I trace the moment I became disgusted with sensationalist news to 9/11, when CNN ran a close-up shot of people hurling their bodies out of the windows of the towers before they completely collapsed. Their free-fall to the jagged stones of concrete below is something I will never be able to erase. If I'd been warned, I would have looked away; I did not need to store that image for instant recall, nor can I see how it added to the reporting of the atrocity in any way.

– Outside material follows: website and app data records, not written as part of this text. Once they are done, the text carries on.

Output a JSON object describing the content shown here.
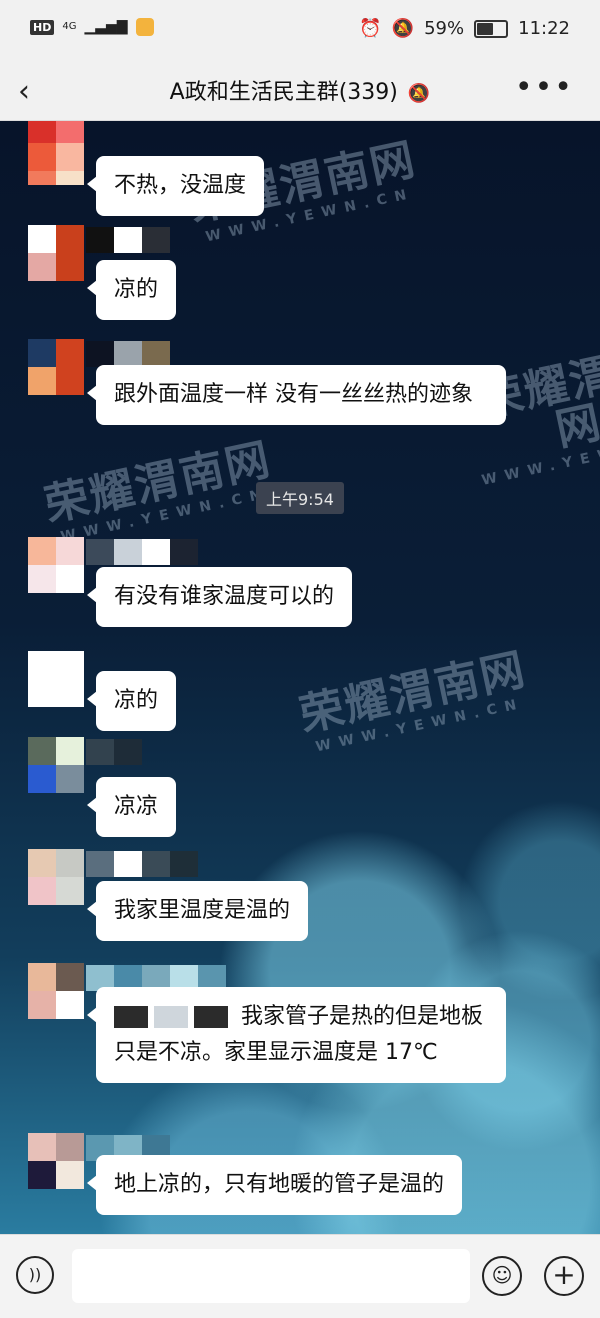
{
  "status_bar": {
    "hd": "HD",
    "network": "4G",
    "battery": "59%",
    "time": "11:22",
    "icons": [
      "alarm-icon",
      "mute-bell-icon",
      "battery-icon"
    ]
  },
  "header": {
    "back_icon": "‹",
    "title": "A政和生活民主群(339)",
    "mute_icon": "bell-off-icon",
    "more_icon": "•••"
  },
  "chat": {
    "timestamp": "上午9:54",
    "messages": [
      {
        "text": "不热，没温度"
      },
      {
        "text": "凉的"
      },
      {
        "text": "跟外面温度一样 没有一丝丝热的迹象"
      },
      {
        "text": "有没有谁家温度可以的"
      },
      {
        "text": "凉的"
      },
      {
        "text": "凉凉"
      },
      {
        "text": "我家里温度是温的"
      },
      {
        "text": "我家管子是热的但是地板只是不凉。家里显示温度是 17℃"
      },
      {
        "text": "地上凉的，只有地暖的管子是温的"
      }
    ],
    "watermark": {
      "main": "荣耀渭南网",
      "sub": "WWW.YEWN.CN"
    }
  },
  "input_bar": {
    "placeholder": "",
    "icons": [
      "voice-icon",
      "emoji-icon",
      "plus-icon"
    ]
  },
  "colors": {
    "bubble": "#ffffff",
    "bar": "#f1f1f1",
    "chat_bg_top": "#07142a",
    "chat_bg_bottom": "#2a7ca0"
  }
}
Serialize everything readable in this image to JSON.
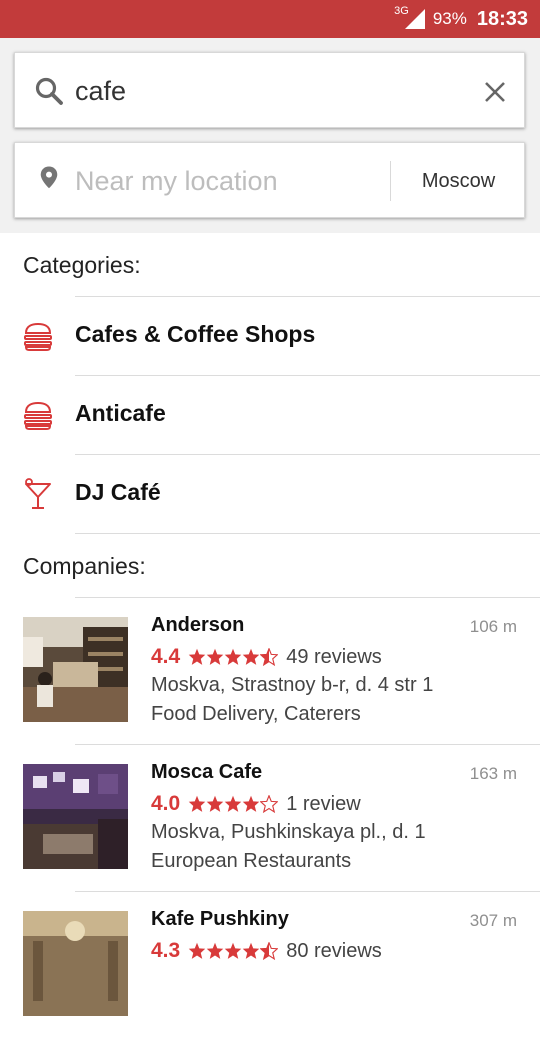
{
  "status_bar": {
    "network": "3G",
    "battery": "93%",
    "time": "18:33"
  },
  "search": {
    "query": "cafe",
    "location_placeholder": "Near my location",
    "city": "Moscow",
    "icons": {
      "search": "search-icon",
      "clear": "close-icon",
      "location": "location-pin-icon"
    }
  },
  "categories_title": "Categories:",
  "categories": [
    {
      "label": "Cafes & Coffee Shops",
      "icon": "burger-icon"
    },
    {
      "label": "Anticafe",
      "icon": "burger-icon"
    },
    {
      "label": "DJ Café",
      "icon": "cocktail-icon"
    }
  ],
  "companies_title": "Companies:",
  "companies": [
    {
      "name": "Anderson",
      "distance": "106 m",
      "rating": "4.4",
      "stars": 4.5,
      "reviews": "49 reviews",
      "address": "Moskva, Strastnoy b-r, d. 4 str 1",
      "type": "Food Delivery, Caterers"
    },
    {
      "name": "Mosca Cafe",
      "distance": "163 m",
      "rating": "4.0",
      "stars": 4,
      "reviews": "1 review",
      "address": "Moskva, Pushkinskaya pl., d. 1",
      "type": "European Restaurants"
    },
    {
      "name": "Kafe Pushkiny",
      "distance": "307 m",
      "rating": "4.3",
      "stars": 4.5,
      "reviews": "80 reviews",
      "address": "",
      "type": ""
    }
  ],
  "colors": {
    "accent": "#d83a3a",
    "status_bar": "#c23b3b"
  }
}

The Digital Age makes video so accessible that I rarely hear anyone talking about the appropriateness of screening a shot before considering airing it. On iphones, digital cameras, flips, and laptops, cameras are ubiquitous. The 24-hour news cycle makes the eyewitness account imperative, since it ostensibly keeps viewers from switching to another channel to get a summary, rather than an up-close-and-personal view, of the story. But what's lost in the fight to be first? Sure, it's the verifiability of the story, but it's also the respect of the subjects and the subjects' families being filmed, not to mention that of the viewers.